Previous studies have shown that quality of the operation notes can be improved by adding simple aide-memoire attached to operation note sheets (Bateman 1999) or word processor in theatres (Baigrie1994). In a study comparing the quality of operative notes recorded on specially designed proformas and those by word processors, the computer notes (word processor) scored higher in all criteria and took the same amount of time to generate (O'Bichere 1997).
The most effective method of recording operation notes would be an operative database. The accuracy of a computerised audit system custom has been validated by comparison with operating theatre records and patients' case notes (Barlow 1994). The study revealed only 2.5 per cent missed entries.

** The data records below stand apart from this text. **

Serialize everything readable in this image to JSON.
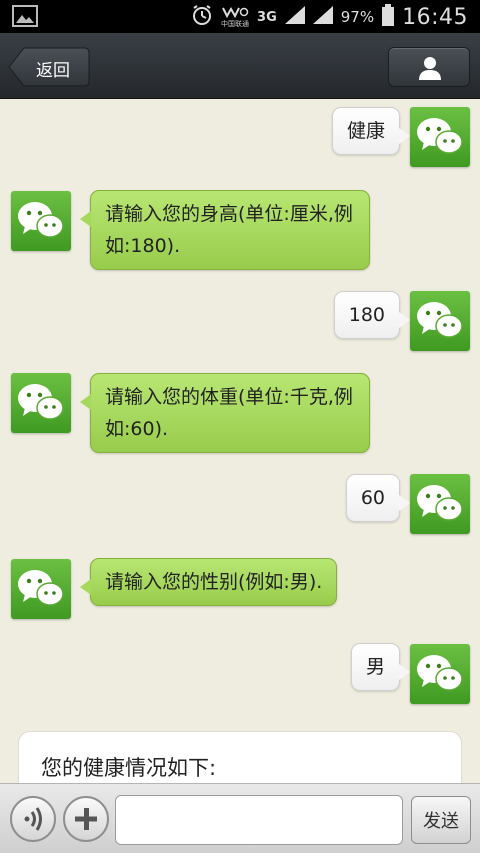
{
  "status_bar": {
    "carrier_line1": "中国联通",
    "network": "3G",
    "battery": "97%",
    "time": "16:45"
  },
  "nav": {
    "back_label": "返回",
    "contact_icon": "person-icon"
  },
  "messages": [
    {
      "side": "out",
      "text": "健康"
    },
    {
      "side": "in",
      "text": "请输入您的身高(单位:厘米,例如:180)."
    },
    {
      "side": "out",
      "text": "180"
    },
    {
      "side": "in",
      "text": "请输入您的体重(单位:千克,例如:60)."
    },
    {
      "side": "out",
      "text": "60"
    },
    {
      "side": "in",
      "text": "请输入您的性别(例如:男)."
    },
    {
      "side": "out",
      "text": "男"
    }
  ],
  "result_card": {
    "text": "您的健康情况如下:"
  },
  "input_bar": {
    "voice_icon": "voice-icon",
    "add_icon": "plus-icon",
    "message_value": "",
    "send_label": "发送"
  },
  "colors": {
    "chat_background": "#efeddf",
    "incoming_bubble": "#a7d85e",
    "outgoing_bubble": "#ffffff",
    "avatar_green": "#4fa82c",
    "nav_background": "#2c3136"
  }
}
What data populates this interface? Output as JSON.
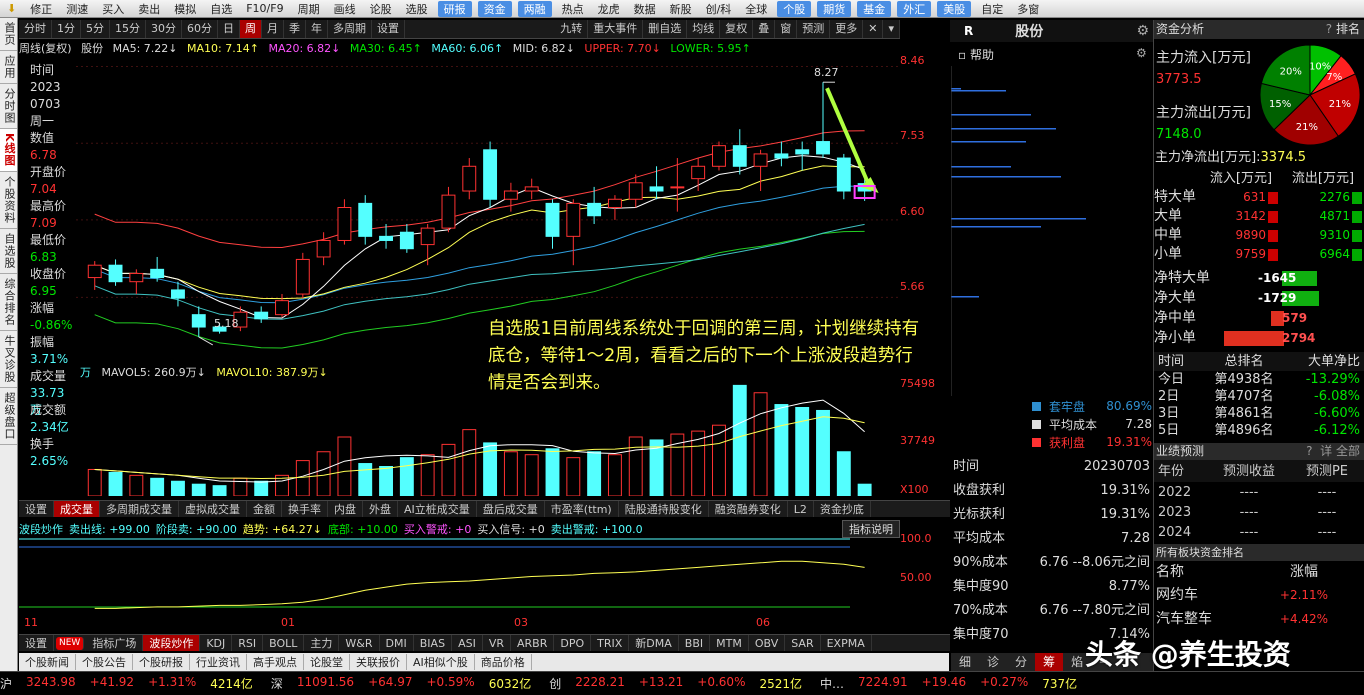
{
  "toolbar": {
    "items": [
      "修正",
      "测速",
      "买入",
      "卖出",
      "模拟",
      "自选",
      "F10/F9",
      "周期",
      "画线",
      "论股",
      "选股",
      "研报",
      "资金",
      "两融",
      "热点",
      "龙虎",
      "数据",
      "新股",
      "创/科",
      "全球",
      "个股",
      "期货",
      "基金",
      "外汇",
      "美股",
      "自定",
      "多窗"
    ],
    "highlighted": [
      "研报",
      "资金",
      "两融",
      "个股",
      "期货",
      "基金",
      "外汇",
      "美股"
    ]
  },
  "sidebar": {
    "items": [
      "首页",
      "应用",
      "分时图",
      "K线图",
      "个股资料",
      "自选股",
      "综合排名",
      "牛叉诊股",
      "超级盘口"
    ],
    "active": "K线图"
  },
  "period_tabs": [
    "分时",
    "1分",
    "5分",
    "15分",
    "30分",
    "60分",
    "日",
    "周",
    "月",
    "季",
    "年",
    "多周期",
    "设置"
  ],
  "active_period": "周",
  "right_tabs": [
    "九转",
    "重大事件",
    "删自选",
    "均线",
    "复权",
    "叠",
    "窗",
    "预测",
    "更多"
  ],
  "ma_line": {
    "title": "周线(复权)",
    "stock": "股份",
    "ma5": "MA5: 7.22↓",
    "ma10": "MA10: 7.14↑",
    "ma20": "MA20: 6.82↓",
    "ma30": "MA30: 6.45↑",
    "ma60": "MA60: 6.06↑",
    "mid": "MID: 6.82↓",
    "upper": "UPPER: 7.70↓",
    "lower": "LOWER: 5.95↑"
  },
  "info_panel": {
    "time_label": "时间",
    "year": "2023",
    "date": "0703",
    "weekday": "周一",
    "value_label": "数值",
    "value": "6.78",
    "open_label": "开盘价",
    "open": "7.04",
    "high_label": "最高价",
    "high": "7.09",
    "low_label": "最低价",
    "low": "6.83",
    "close_label": "收盘价",
    "close": "6.95",
    "change_label": "涨幅",
    "change": "-0.86%",
    "amp_label": "振幅",
    "amp": "3.71%",
    "vol_label": "成交量",
    "vol": "33.73万",
    "amt_label": "成交额",
    "amt": "2.34亿",
    "turn_label": "换手",
    "turn": "2.65%"
  },
  "price_axis": [
    "8.46",
    "7.53",
    "6.60",
    "5.66"
  ],
  "volume_axis": [
    "75498",
    "37749",
    "X100"
  ],
  "indicator_axis": [
    "100.0",
    "50.00"
  ],
  "date_axis": [
    "11",
    "01",
    "03",
    "06"
  ],
  "high_label": "8.27",
  "low_label": "5.18",
  "chart_data": {
    "type": "candlestick",
    "period": "weekly",
    "ohlc": [
      [
        5.9,
        6.1,
        5.75,
        6.05
      ],
      [
        6.05,
        6.12,
        5.8,
        5.85
      ],
      [
        5.85,
        6.0,
        5.7,
        5.95
      ],
      [
        6.0,
        6.15,
        5.85,
        5.9
      ],
      [
        5.75,
        5.85,
        5.55,
        5.65
      ],
      [
        5.45,
        5.55,
        5.18,
        5.3
      ],
      [
        5.3,
        5.35,
        5.22,
        5.25
      ],
      [
        5.3,
        5.55,
        5.25,
        5.48
      ],
      [
        5.48,
        5.55,
        5.35,
        5.4
      ],
      [
        5.45,
        5.7,
        5.42,
        5.62
      ],
      [
        5.7,
        6.2,
        5.65,
        6.12
      ],
      [
        6.15,
        6.45,
        6.05,
        6.35
      ],
      [
        6.35,
        6.85,
        6.3,
        6.75
      ],
      [
        6.8,
        6.9,
        6.3,
        6.4
      ],
      [
        6.4,
        6.55,
        6.25,
        6.35
      ],
      [
        6.45,
        6.55,
        6.2,
        6.25
      ],
      [
        6.3,
        6.55,
        6.05,
        6.5
      ],
      [
        6.5,
        7.0,
        6.45,
        6.9
      ],
      [
        6.95,
        7.35,
        6.85,
        7.25
      ],
      [
        7.45,
        7.55,
        6.75,
        6.85
      ],
      [
        6.85,
        7.05,
        6.7,
        6.95
      ],
      [
        6.95,
        7.1,
        6.85,
        7.0
      ],
      [
        6.8,
        6.85,
        6.25,
        6.4
      ],
      [
        6.4,
        6.85,
        6.05,
        6.8
      ],
      [
        6.8,
        7.0,
        6.55,
        6.65
      ],
      [
        6.75,
        6.9,
        6.6,
        6.85
      ],
      [
        6.85,
        7.15,
        6.75,
        7.05
      ],
      [
        7.0,
        7.25,
        6.85,
        6.95
      ],
      [
        7.0,
        7.35,
        6.7,
        7.0
      ],
      [
        7.1,
        7.35,
        6.95,
        7.25
      ],
      [
        7.25,
        7.55,
        7.2,
        7.5
      ],
      [
        7.5,
        7.7,
        7.15,
        7.25
      ],
      [
        7.25,
        7.45,
        6.95,
        7.4
      ],
      [
        7.4,
        7.55,
        7.25,
        7.35
      ],
      [
        7.45,
        7.55,
        7.2,
        7.4
      ],
      [
        7.55,
        8.27,
        7.35,
        7.4
      ],
      [
        7.35,
        7.4,
        6.85,
        6.95
      ],
      [
        7.04,
        7.09,
        6.83,
        6.95
      ]
    ],
    "volume": [
      18,
      16,
      14,
      12,
      10,
      8,
      7,
      12,
      10,
      14,
      24,
      30,
      40,
      22,
      20,
      26,
      28,
      35,
      45,
      36,
      30,
      28,
      32,
      26,
      30,
      28,
      40,
      38,
      42,
      44,
      48,
      75,
      70,
      62,
      60,
      58,
      30,
      8
    ],
    "ylim": [
      4.9,
      8.6
    ]
  },
  "annotation": "自选股1目前周线系统处于回调的第三周，计划继续持有底仓，等待1～2周，看看之后的下一个上涨波段趋势行情是否会到来。",
  "vol_line": {
    "prefix": "万",
    "mavol5": "MAVOL5: 260.9万↓",
    "mavol10": "MAVOL10: 387.9万↓"
  },
  "indicator_tabs": [
    "设置",
    "成交量",
    "多周期成交量",
    "虚拟成交量",
    "金额",
    "换手率",
    "内盘",
    "外盘",
    "AI立桩成交量",
    "盘后成交量",
    "市盈率(ttm)",
    "陆股通持股变化",
    "融资融券变化",
    "L2",
    "资金抄底"
  ],
  "indicator_active": "成交量",
  "indicator_line": {
    "name": "波段炒作",
    "sell_line": "卖出线: +99.00",
    "stage_sell": "阶段卖: +90.00",
    "trend": "趋势: +64.27↓",
    "bottom": "底部: +10.00",
    "buy_warn": "买入警戒: +0",
    "buy_sig": "买入信号: +0",
    "sell_warn": "卖出警戒: +100.0",
    "explain": "指标说明"
  },
  "formula_tabs": [
    "设置",
    "NEW",
    "指标广场",
    "波段炒作",
    "KDJ",
    "RSI",
    "BOLL",
    "主力",
    "W&R",
    "DMI",
    "BIAS",
    "ASI",
    "VR",
    "ARBR",
    "DPO",
    "TRIX",
    "新DMA",
    "BBI",
    "MTM",
    "OBV",
    "SAR",
    "EXPMA"
  ],
  "formula_active": "波段炒作",
  "news_tabs": [
    "个股新闻",
    "个股公告",
    "个股研报",
    "行业资讯",
    "高手观点",
    "论股堂",
    "关联报价",
    "AI相似个股",
    "商品价格"
  ],
  "status_bar": [
    {
      "label": "沪",
      "price": "3243.98",
      "chg": "+41.92",
      "pct": "+1.31%",
      "amt": "4214亿"
    },
    {
      "label": "深",
      "price": "11091.56",
      "chg": "+64.97",
      "pct": "+0.59%",
      "amt": "6032亿"
    },
    {
      "label": "创",
      "price": "2228.21",
      "chg": "+13.21",
      "pct": "+0.60%",
      "amt": "2521亿"
    },
    {
      "label": "中…",
      "price": "7224.91",
      "chg": "+19.46",
      "pct": "+0.27%",
      "amt": "737亿"
    }
  ],
  "mid_panel": {
    "code": "R",
    "stock": "股份",
    "help": "帮助",
    "legend": [
      {
        "name": "套牢盘",
        "value": "80.69%",
        "color": "#2f8fd0"
      },
      {
        "name": "平均成本",
        "value": "7.28",
        "color": "#dddddd"
      },
      {
        "name": "获利盘",
        "value": "19.31%",
        "color": "#ff3232"
      }
    ],
    "rows": [
      {
        "label": "时间",
        "value": "20230703"
      },
      {
        "label": "收盘获利",
        "value": "19.31%"
      },
      {
        "label": "光标获利",
        "value": "19.31%"
      },
      {
        "label": "平均成本",
        "value": "7.28"
      },
      {
        "label": "90%成本",
        "value": "6.76",
        "extra": "--8.06元之间"
      },
      {
        "label": "集中度90",
        "value": "8.77%"
      },
      {
        "label": "70%成本",
        "value": "6.76",
        "extra": "--7.80元之间"
      },
      {
        "label": "集中度70",
        "value": "7.14%"
      }
    ],
    "tabs": [
      "细",
      "诊",
      "分",
      "筹",
      "焰",
      "→"
    ]
  },
  "right_panel": {
    "title": "资金分析",
    "tab": "排名",
    "inflow_label": "主力流入[万元]",
    "inflow": "3773.5",
    "outflow_label": "主力流出[万元]",
    "outflow": "7148.0",
    "net_label": "主力净流出[万元]:",
    "net": "3374.5",
    "pie": [
      {
        "label": "10%",
        "value": 10,
        "color": "#00c000"
      },
      {
        "label": "7%",
        "value": 7,
        "color": "#ff2020"
      },
      {
        "label": "21%",
        "value": 21,
        "color": "#c00000"
      },
      {
        "label": "21%",
        "value": 21,
        "color": "#a00000"
      },
      {
        "label": "15%",
        "value": 15,
        "color": "#006000"
      },
      {
        "label": "20%",
        "value": 20,
        "color": "#008000"
      }
    ],
    "flow_head": [
      "流入[万元]",
      "流出[万元]"
    ],
    "flows": [
      {
        "label": "特大单",
        "in": "631",
        "out": "2276"
      },
      {
        "label": "大单",
        "in": "3142",
        "out": "4871"
      },
      {
        "label": "中单",
        "in": "9890",
        "out": "9310"
      },
      {
        "label": "小单",
        "in": "9759",
        "out": "6964"
      }
    ],
    "nets": [
      {
        "label": "净特大单",
        "value": "-1645",
        "pos": false,
        "frac": 0.59
      },
      {
        "label": "净大单",
        "value": "-1729",
        "pos": false,
        "frac": 0.62
      },
      {
        "label": "净中单",
        "value": "579",
        "pos": true,
        "frac": 0.21
      },
      {
        "label": "净小单",
        "value": "2794",
        "pos": true,
        "frac": 1.0
      }
    ],
    "rank_head": [
      "时间",
      "总排名",
      "大单净比"
    ],
    "ranks": [
      {
        "t": "今日",
        "rank": "第4938名",
        "ratio": "-13.29%"
      },
      {
        "t": "2日",
        "rank": "第4707名",
        "ratio": "-6.08%"
      },
      {
        "t": "3日",
        "rank": "第4861名",
        "ratio": "-6.60%"
      },
      {
        "t": "5日",
        "rank": "第4896名",
        "ratio": "-6.12%"
      }
    ],
    "forecast_title": "业绩预测",
    "forecast_btns": [
      "?",
      "详",
      "全部"
    ],
    "forecast_head": [
      "年份",
      "预测收益",
      "预测PE"
    ],
    "forecast": [
      {
        "year": "2022",
        "eps": "----",
        "pe": "----"
      },
      {
        "year": "2023",
        "eps": "----",
        "pe": "----"
      },
      {
        "year": "2024",
        "eps": "----",
        "pe": "----"
      }
    ],
    "sector_title": "所有板块资金排名",
    "sector_head": [
      "名称",
      "涨幅"
    ],
    "sectors": [
      {
        "name": "网约车",
        "pct": "+2.11%"
      },
      {
        "name": "汽车整车",
        "pct": "+4.42%"
      }
    ]
  },
  "watermark": "头条 @养生投资"
}
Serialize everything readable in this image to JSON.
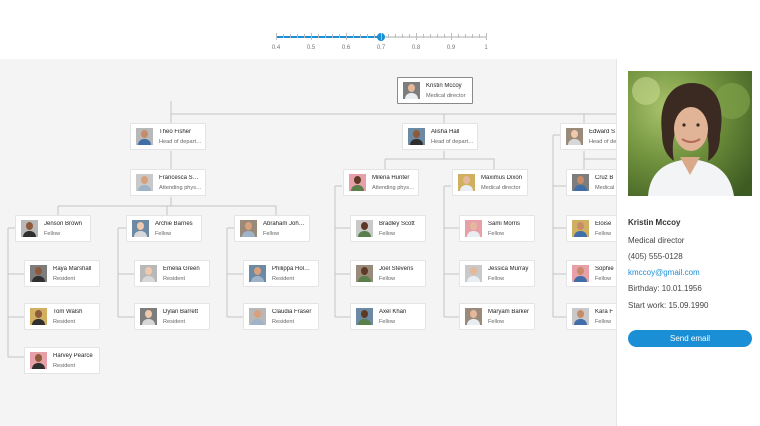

Of the recorded entries information regarding the nature of the operation was found to be 92.5 per cent complete and 98 per cent accurate. The advantages of an excellent database include a printed legible operative record, automatic OPCS coding and automatic grading. It also allows the storage of data in a form that allows later analysis for audit and research and the production of an operating log for trainees. The potential value of using the same data for the production of discharge documentation suggests an opportunity for improving the efficiency in the production of such documentation. Such databases could also include incorporation of scores like POSSUM to predict mortality/morbidity. One of the drawbacks for this system is the cost involved in such databases on individual trusts. But considering the future potential of such system (Data-base), one should try to incorporate it in trusts all over UK. Operative logbooks for surgeons (ASIT website), data recording of colorectal cancer database, are being used through out United Kingdom. It is surprising that a common operating database is not being used nationally, despite the growing investment in Information technology at all levels. Such a database could be invaluable in importing data regarding workload, training and even planning human resources.
Mr John Mathew 8 Fern House Amberley Drive Wythenshawe Manchester M23 2RW E-mail: email@example.com